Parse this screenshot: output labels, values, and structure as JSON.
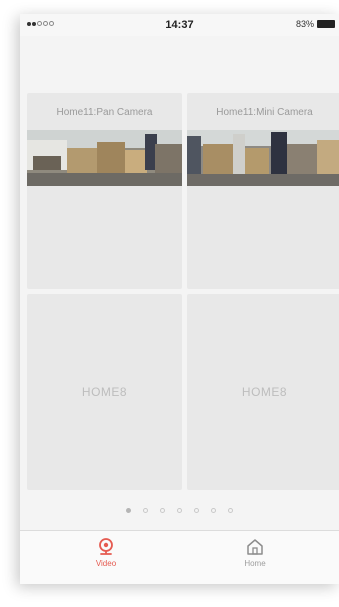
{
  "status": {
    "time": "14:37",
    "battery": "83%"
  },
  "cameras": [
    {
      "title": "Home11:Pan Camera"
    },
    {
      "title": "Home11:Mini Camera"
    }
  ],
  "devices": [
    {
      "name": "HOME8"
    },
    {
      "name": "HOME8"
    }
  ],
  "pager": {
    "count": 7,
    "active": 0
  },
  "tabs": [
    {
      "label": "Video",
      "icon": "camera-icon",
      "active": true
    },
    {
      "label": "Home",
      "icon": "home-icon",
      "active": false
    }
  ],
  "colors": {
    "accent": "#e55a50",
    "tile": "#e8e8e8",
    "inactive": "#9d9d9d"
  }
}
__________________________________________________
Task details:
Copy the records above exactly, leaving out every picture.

Exercise solution:
Parse this screenshot: output labels, values, and structure as JSON.
{
  "status": {
    "time": "14:37",
    "battery": "83%"
  },
  "cameras": [
    {
      "title": "Home11:Pan Camera"
    },
    {
      "title": "Home11:Mini Camera"
    }
  ],
  "devices": [
    {
      "name": "HOME8"
    },
    {
      "name": "HOME8"
    }
  ],
  "pager": {
    "count": 7,
    "active": 0
  },
  "tabs": [
    {
      "label": "Video",
      "icon": "camera-icon",
      "active": true
    },
    {
      "label": "Home",
      "icon": "home-icon",
      "active": false
    }
  ],
  "colors": {
    "accent": "#e55a50",
    "tile": "#e8e8e8",
    "inactive": "#9d9d9d"
  }
}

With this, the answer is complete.